The back story is that the election petitions of Harry E. Pinkerton III and Margaret Marchand, two independent candidates for the board, were denied the opportunity of being on the ballot through a legislative process – questioning details of the petitions in which “Bayville,” their village was written in, instead of “Oyster Bay,” their town. Mr. Pinkerton immediately decided to become a write-in candidate. Ms. Marchand originally chose to support Mr. Pinkerton in his efforts but decided 48 hours before the election that she too would run for the board and handed out campaign literature. Her efforts garnered her 253 votes.
This reporter arrived at the Bayville Firehouse at around 8:30 p.m. to wait for the election results. Five machines were being used. There were a great many people waiting to vote. When 9 a.m. arrived, the doors were locked and only those remaining in the room could vote. Then the counting began. The lever machines were closed down and the numbers were read off the back of the machine. Next the inspectors returned to the tables and opened the absentee ballots. They called out the results although the name of the voter was never voiced, just the vote, for example, 1A, 3A, 5A, 7A.
After the absentee votes were counted the election officials began taking out the rolls of white paper on which the write-in candidate’s names were written.
This reporter – interested in documenting the process - was not allowed to photograph the rolls when they were open, but Ms. Alfano allowed a photograph of the workers and the closed roll of paper.
When the paper rolls were opened, the election clerks pored over the names, one calling them out and another keeping count. Standing next to the table it was easy to hear the votes. Mr. Goldman was calling out the write-in names to his crew. He said, “Harry, Margaret Marchand, Harry, Harry, Harry.” Someone questioned that he was just saying “Harry” and he cleared that up saying, “Yes, yes, they say Harry E. Pinkerton III,” he answered smoothly, without skipping a beat.
After counting all the names, the sheets were rolled up, and marked with the table number. All the election officials knew “the drill” and after they had completed their official work, they placed their badges into manila folders that were collected by Ms. Alfano. As they left the room and were walking down the stairs one commented on the write-in votes, saying she was familiar with them. She added, “I’ve never seen as many write-in votes. They are usually only a handful of votes. There was a very good turnout for the candidates that weren’t on the ballot.”

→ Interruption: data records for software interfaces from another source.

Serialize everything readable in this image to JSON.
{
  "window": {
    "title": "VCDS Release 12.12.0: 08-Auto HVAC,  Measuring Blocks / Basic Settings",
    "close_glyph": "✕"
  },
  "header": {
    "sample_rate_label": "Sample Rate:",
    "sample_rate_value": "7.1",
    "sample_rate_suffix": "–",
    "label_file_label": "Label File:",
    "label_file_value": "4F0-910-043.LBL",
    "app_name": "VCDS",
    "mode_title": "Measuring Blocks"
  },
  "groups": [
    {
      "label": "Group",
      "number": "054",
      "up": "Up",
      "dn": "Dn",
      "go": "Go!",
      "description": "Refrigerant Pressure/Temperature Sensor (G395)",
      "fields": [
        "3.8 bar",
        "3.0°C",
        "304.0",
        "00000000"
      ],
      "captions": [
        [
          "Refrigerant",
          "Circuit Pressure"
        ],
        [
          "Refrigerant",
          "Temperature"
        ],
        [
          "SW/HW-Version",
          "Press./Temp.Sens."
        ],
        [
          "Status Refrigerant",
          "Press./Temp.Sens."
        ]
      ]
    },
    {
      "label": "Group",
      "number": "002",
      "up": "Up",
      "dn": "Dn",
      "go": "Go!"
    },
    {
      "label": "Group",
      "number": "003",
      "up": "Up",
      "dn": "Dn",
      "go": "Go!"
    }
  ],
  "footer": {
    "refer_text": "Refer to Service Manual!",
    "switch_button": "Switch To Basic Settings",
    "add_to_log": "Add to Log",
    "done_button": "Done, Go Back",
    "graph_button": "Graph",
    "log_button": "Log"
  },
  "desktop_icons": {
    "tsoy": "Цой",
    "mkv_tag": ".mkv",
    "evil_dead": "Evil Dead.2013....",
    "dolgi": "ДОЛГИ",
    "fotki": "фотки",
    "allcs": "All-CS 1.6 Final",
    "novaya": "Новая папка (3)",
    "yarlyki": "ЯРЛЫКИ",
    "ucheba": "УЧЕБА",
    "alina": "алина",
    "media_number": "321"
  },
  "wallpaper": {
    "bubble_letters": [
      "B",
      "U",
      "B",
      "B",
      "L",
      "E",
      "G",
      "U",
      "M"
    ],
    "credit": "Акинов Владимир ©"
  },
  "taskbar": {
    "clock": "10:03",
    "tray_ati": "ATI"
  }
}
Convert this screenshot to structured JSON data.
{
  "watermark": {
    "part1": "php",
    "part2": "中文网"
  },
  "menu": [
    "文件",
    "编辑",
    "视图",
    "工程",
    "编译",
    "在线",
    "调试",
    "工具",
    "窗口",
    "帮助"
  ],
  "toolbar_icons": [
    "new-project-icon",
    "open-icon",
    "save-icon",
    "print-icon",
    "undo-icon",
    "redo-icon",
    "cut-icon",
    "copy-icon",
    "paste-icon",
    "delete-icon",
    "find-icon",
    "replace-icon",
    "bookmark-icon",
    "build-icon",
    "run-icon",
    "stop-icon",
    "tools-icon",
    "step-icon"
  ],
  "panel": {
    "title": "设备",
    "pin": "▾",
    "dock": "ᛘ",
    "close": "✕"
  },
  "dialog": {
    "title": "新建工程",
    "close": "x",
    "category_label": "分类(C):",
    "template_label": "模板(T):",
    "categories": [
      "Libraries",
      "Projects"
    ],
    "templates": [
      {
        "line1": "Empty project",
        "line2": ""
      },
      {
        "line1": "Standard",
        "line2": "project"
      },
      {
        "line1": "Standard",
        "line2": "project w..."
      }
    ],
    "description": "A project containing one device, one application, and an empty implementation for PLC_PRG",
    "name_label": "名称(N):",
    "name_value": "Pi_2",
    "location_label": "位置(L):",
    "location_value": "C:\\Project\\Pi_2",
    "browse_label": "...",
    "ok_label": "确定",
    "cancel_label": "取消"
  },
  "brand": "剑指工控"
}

Still the results had not been announced and when asked if the results would be given, Ms. Alfano said they were taking the paper rolls and the machine and absentee ballot results to the village hall where the trustees would get the information first, and then announce the results. No reporter had ever attended the event, she said, adding that she regularly called Newsday and other newspapers with the results.
Later that evening, Deputy Village Clerk Chris Vivona called this reporter with the results. He read off the incumbents first: Tim Fay – 477, Kate Naughton – 460, Peter Valsecchi, Jr. – 471, Village Justice Anthony D. Perri — 572. He followed with the write-in candidates: Harry E. Pinkerton III – 527, Margaret Marchand – 253, Victoria Siegel – 1, Rocco Ranaldo – 1, Joseph Russo — 2.
The induction of the newly elected officials will take place the first meeting in July at the Bayville Village Hall.